What would I have done with all that time if I had NOT

followed this same routine over and over again each year?

My nails would be prettier.  Maybe my back wouldn’t hurt as much.

More traveling? More money? A career? A cleaner house? More friends?

No matter.  I have chosen my flowers.  My living rainbow.  My green children.

That has been my path.  My little world of tiny friends and flowers.

ALL these photos were taken yesterday, just hours before the freeze.

Many blooms were covered with frantic bees. CLICK on any photo to enlarge it.

(The feature image is a pumpkin bloom)

The Frozen FLOWER


Mona Lavender

My dear Plectranthus friend seems to be mealy-bug free after the musical cleansing.


All the attention lead to a growth spurt, then a potting up and a pruning.  Now it is almost as tall as the Exotica Amaryllis.


I love purple. Not only are its tiny blooms lavender and purple,


but the leaves have a dark purple underside.


This plant has spent the winter indoors by a sunny window.

It is a Zone 10 from South Africa. I am in Zone 7.




High Tech Plant Tag

No more plant research for me!

Now all I have to do is buy plants with QR codes on the tags.


Scan the code with my QR Code Reader App.


Then type in the plants’ name…


VOILA!   Instant information.

Now that I have shown you the tag, I will let you see the irresistible flowers.

Plectranthus  ‘Mona Lavendar’

Who could resist that tiny purple face?


What lovely little buds!
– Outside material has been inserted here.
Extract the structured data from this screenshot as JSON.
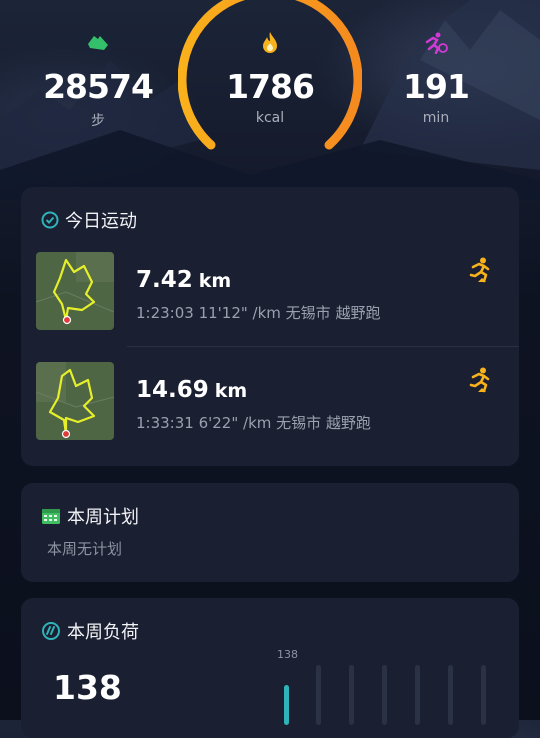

It is not cold hardy.   You know what that means?    Another plant in the house all winter.     Hooray!

FLOWER has a flower fetish.